The canal at Tamatave is the biggest in Madagascar, moving through a stunning landscape of sweeping valleys into the ocean. But for Hamady Rassanirina and his family the waterway has been a source of misery.
Each of his three children has been acutely ill with stomach diseases from the pollution caused by industrial and domestic waste that has turned the water into a semi-opaque grey sludge. Sons and daughters of neighbours have faced the same predicament, some have died.
"Why is it that we are surrounded by the sea and we have so many rivers but we cannot have clean water?," he asked. "It is the same with all the minerals we are supposed to have. What is the good of having all these treasures underground when we have people dying because they are so poor?"
In Madagascar, as elsewhere in so many places in the Third World, poverty and poor sanitation often add up to death. Across the globe more than a billion people do not have access to clean water and the diseases they are exposed to take a heavy toll, especially among the very young.

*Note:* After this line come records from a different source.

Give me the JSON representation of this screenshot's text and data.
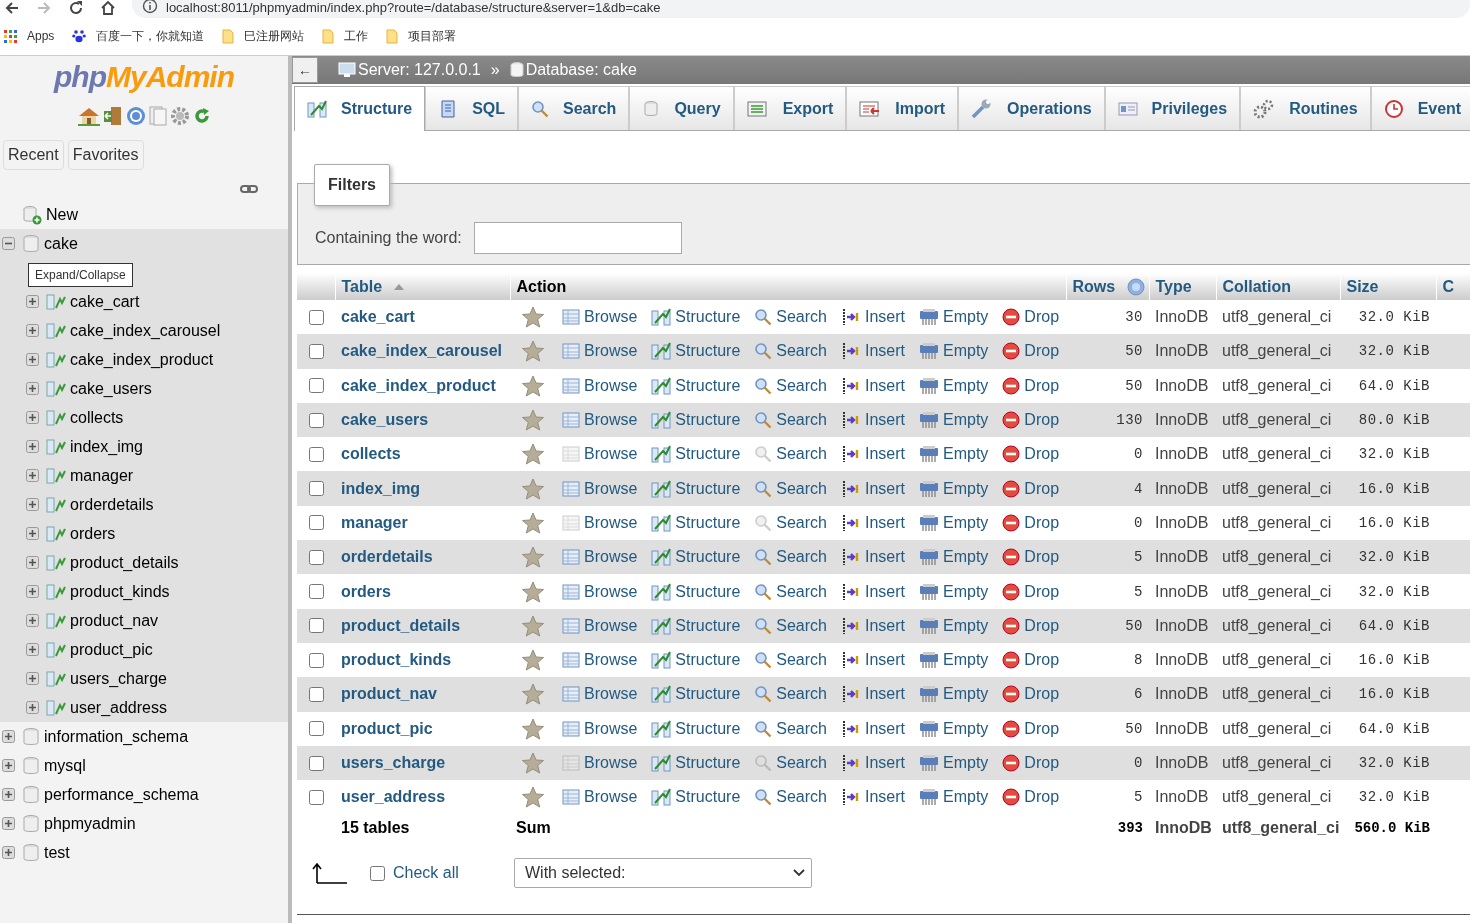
{
  "browser": {
    "url": "localhost:8011/phpmyadmin/index.php?route=/database/structure&server=1&db=cake",
    "bookmarks": [
      {
        "kind": "apps",
        "label": "Apps"
      },
      {
        "kind": "paw",
        "label": "百度一下，你就知道"
      },
      {
        "kind": "folder",
        "label": "巳注册网站"
      },
      {
        "kind": "folder",
        "label": "工作"
      },
      {
        "kind": "folder",
        "label": "项目部署"
      }
    ]
  },
  "sidebar": {
    "logo": [
      "php",
      "MyAdmin"
    ],
    "tabs": [
      "Recent",
      "Favorites"
    ],
    "tree": [
      {
        "kind": "new",
        "label": "New",
        "expanded": false
      },
      {
        "kind": "db",
        "label": "cake",
        "expanded": true,
        "children": [
          {
            "label": "cake_cart"
          },
          {
            "label": "cake_index_carousel"
          },
          {
            "label": "cake_index_product"
          },
          {
            "label": "cake_users"
          },
          {
            "label": "collects"
          },
          {
            "label": "index_img"
          },
          {
            "label": "manager"
          },
          {
            "label": "orderdetails"
          },
          {
            "label": "orders"
          },
          {
            "label": "product_details"
          },
          {
            "label": "product_kinds"
          },
          {
            "label": "product_nav"
          },
          {
            "label": "product_pic"
          },
          {
            "label": "users_charge"
          },
          {
            "label": "user_address"
          }
        ]
      },
      {
        "kind": "db",
        "label": "information_schema",
        "expanded": false
      },
      {
        "kind": "db",
        "label": "mysql",
        "expanded": false
      },
      {
        "kind": "db",
        "label": "performance_schema",
        "expanded": false
      },
      {
        "kind": "db",
        "label": "phpmyadmin",
        "expanded": false
      },
      {
        "kind": "db",
        "label": "test",
        "expanded": false
      }
    ],
    "tooltip": "Expand/Collapse"
  },
  "breadcrumb": {
    "back": "←",
    "server": "Server: 127.0.0.1",
    "separator": "»",
    "database": "Database: cake"
  },
  "tabs": [
    {
      "kind": "structure",
      "label": "Structure",
      "selected": true
    },
    {
      "kind": "sql",
      "label": "SQL",
      "selected": false
    },
    {
      "kind": "search",
      "label": "Search",
      "selected": false
    },
    {
      "kind": "query",
      "label": "Query",
      "selected": false
    },
    {
      "kind": "export",
      "label": "Export",
      "selected": false
    },
    {
      "kind": "import",
      "label": "Import",
      "selected": false
    },
    {
      "kind": "operations",
      "label": "Operations",
      "selected": false
    },
    {
      "kind": "privileges",
      "label": "Privileges",
      "selected": false
    },
    {
      "kind": "routines",
      "label": "Routines",
      "selected": false
    },
    {
      "kind": "events",
      "label": "Event",
      "selected": false
    }
  ],
  "filters": {
    "legend": "Filters",
    "label": "Containing the word:"
  },
  "table": {
    "columns": [
      "Table",
      "Action",
      "Rows",
      "Type",
      "Collation",
      "Size",
      "C"
    ],
    "rows": [
      {
        "checked": false,
        "name": "cake_cart",
        "empty": false,
        "actions": [
          "Browse",
          "Structure",
          "Search",
          "Insert",
          "Empty",
          "Drop"
        ],
        "rows": "30",
        "type": "InnoDB",
        "collation": "utf8_general_ci",
        "size": "32.0 KiB"
      },
      {
        "checked": false,
        "name": "cake_index_carousel",
        "empty": false,
        "actions": [
          "Browse",
          "Structure",
          "Search",
          "Insert",
          "Empty",
          "Drop"
        ],
        "rows": "50",
        "type": "InnoDB",
        "collation": "utf8_general_ci",
        "size": "32.0 KiB"
      },
      {
        "checked": false,
        "name": "cake_index_product",
        "empty": false,
        "actions": [
          "Browse",
          "Structure",
          "Search",
          "Insert",
          "Empty",
          "Drop"
        ],
        "rows": "50",
        "type": "InnoDB",
        "collation": "utf8_general_ci",
        "size": "64.0 KiB"
      },
      {
        "checked": false,
        "name": "cake_users",
        "empty": false,
        "actions": [
          "Browse",
          "Structure",
          "Search",
          "Insert",
          "Empty",
          "Drop"
        ],
        "rows": "130",
        "type": "InnoDB",
        "collation": "utf8_general_ci",
        "size": "80.0 KiB"
      },
      {
        "checked": false,
        "name": "collects",
        "empty": true,
        "actions": [
          "Browse",
          "Structure",
          "Search",
          "Insert",
          "Empty",
          "Drop"
        ],
        "rows": "0",
        "type": "InnoDB",
        "collation": "utf8_general_ci",
        "size": "32.0 KiB"
      },
      {
        "checked": false,
        "name": "index_img",
        "empty": false,
        "actions": [
          "Browse",
          "Structure",
          "Search",
          "Insert",
          "Empty",
          "Drop"
        ],
        "rows": "4",
        "type": "InnoDB",
        "collation": "utf8_general_ci",
        "size": "16.0 KiB"
      },
      {
        "checked": false,
        "name": "manager",
        "empty": true,
        "actions": [
          "Browse",
          "Structure",
          "Search",
          "Insert",
          "Empty",
          "Drop"
        ],
        "rows": "0",
        "type": "InnoDB",
        "collation": "utf8_general_ci",
        "size": "16.0 KiB"
      },
      {
        "checked": false,
        "name": "orderdetails",
        "empty": false,
        "actions": [
          "Browse",
          "Structure",
          "Search",
          "Insert",
          "Empty",
          "Drop"
        ],
        "rows": "5",
        "type": "InnoDB",
        "collation": "utf8_general_ci",
        "size": "32.0 KiB"
      },
      {
        "checked": false,
        "name": "orders",
        "empty": false,
        "actions": [
          "Browse",
          "Structure",
          "Search",
          "Insert",
          "Empty",
          "Drop"
        ],
        "rows": "5",
        "type": "InnoDB",
        "collation": "utf8_general_ci",
        "size": "32.0 KiB"
      },
      {
        "checked": false,
        "name": "product_details",
        "empty": false,
        "actions": [
          "Browse",
          "Structure",
          "Search",
          "Insert",
          "Empty",
          "Drop"
        ],
        "rows": "50",
        "type": "InnoDB",
        "collation": "utf8_general_ci",
        "size": "64.0 KiB"
      },
      {
        "checked": false,
        "name": "product_kinds",
        "empty": false,
        "actions": [
          "Browse",
          "Structure",
          "Search",
          "Insert",
          "Empty",
          "Drop"
        ],
        "rows": "8",
        "type": "InnoDB",
        "collation": "utf8_general_ci",
        "size": "16.0 KiB"
      },
      {
        "checked": false,
        "name": "product_nav",
        "empty": false,
        "actions": [
          "Browse",
          "Structure",
          "Search",
          "Insert",
          "Empty",
          "Drop"
        ],
        "rows": "6",
        "type": "InnoDB",
        "collation": "utf8_general_ci",
        "size": "16.0 KiB"
      },
      {
        "checked": false,
        "name": "product_pic",
        "empty": false,
        "actions": [
          "Browse",
          "Structure",
          "Search",
          "Insert",
          "Empty",
          "Drop"
        ],
        "rows": "50",
        "type": "InnoDB",
        "collation": "utf8_general_ci",
        "size": "64.0 KiB"
      },
      {
        "checked": false,
        "name": "users_charge",
        "empty": true,
        "actions": [
          "Browse",
          "Structure",
          "Search",
          "Insert",
          "Empty",
          "Drop"
        ],
        "rows": "0",
        "type": "InnoDB",
        "collation": "utf8_general_ci",
        "size": "32.0 KiB"
      },
      {
        "checked": false,
        "name": "user_address",
        "empty": false,
        "actions": [
          "Browse",
          "Structure",
          "Search",
          "Insert",
          "Empty",
          "Drop"
        ],
        "rows": "5",
        "type": "InnoDB",
        "collation": "utf8_general_ci",
        "size": "32.0 KiB"
      }
    ],
    "footer": {
      "count": "15 tables",
      "label": "Sum",
      "rows": "393",
      "type": "InnoDB",
      "collation": "utf8_general_ci",
      "size": "560.0 KiB"
    }
  },
  "bulk": {
    "check_all": {
      "label": "Check all",
      "checked": false
    },
    "select": "With selected:"
  }
}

The numbers of people affected are expected to rise internationally to three billion in the next two decades. Yet, say aid groups, most people in the affluent West are unaware of the seriousness of the problem so they are using UN World Water Day to launch a drive to raise awareness.
The End Water Poverty campaign organised by, among others, WaterAid, Tear Fund, and the Dutch group Simavi says: "The international effort on sanitation and water is in disarray, poverty is not being tackled. Governments must be told that it is morally and economically indefensible to preach poverty reduction but leave millions of people to live in squalor and disease."
Standing beside the fetid canal, Mr Rassanirina's 33-year-old wife Patricia said: "There are a thousand families living around here and we have diarrhoea and malaria here, many children are sick all the time. The nearest place we can go for treatment is the Lutheran Hospital and that is an hour's walk away."
The community along the Pangalanes canal will be helped by a project organised by WaterAid, the aim of which is to provide clean water at the traditional neighbourhood water pump, and give instructions in basic hygiene.
It is one of a number of similar projects with a number of international charities. Yet the $20m (£10m) being spent overall is $97m less than is needed to meet the Millenium Development Goals signed up to by the Malagasy government.
But Madagascar should not be one of the poorest countries in the world, with 72 per cent of the population below the poverty line. It has some of the richest untapped deposits of gemstones in the world - sapphires, rubies, garnets, amethysts and acquamarines. There are other minerals including titanium, aluminium and graphite. And there is offshore oil.
It is also one of the dozen most important countries for biodiversity on the planet, although decades of depredation has wiped out almost 90 per cent of rainforest and dozens of species of flora and fauna. Some of it is blamed on strip mining and the rest ontavy, the practice of slash and burn by the rural poor in which miles of verdant land are left exhausted and barren.
The unique fauna and flora attracts a rising stream of wealthy ecotourists from Europe and North America. Yet very little of their money trickles down to the dispossessed rural poor. At the village of Jirama, Juliette Vavey works 11 hours a day on a farm to provide for her eight children. She then has to walk 90 minutes to fetch water. " I am exhausted all the time," she said. "I worry about my children because they are sick so often. But I cannot spend more time with them because I have to work to get food."
Brother Edwin, a member of the Freres Montfort De Saint Gabriel (FSG) Order, at Tamatave, has helped to found a number of water projects in the area. "What has happened here is very sad," he said. "This is a vibrant country with huge potential. Yet you see so much hardship."
The actor and comedian Sean Hughes, who recently visited Madagascar with WaterAid said: "All we can hope to do is make the lives of the people here just a bit better but the international community must be made aware of what is at stake."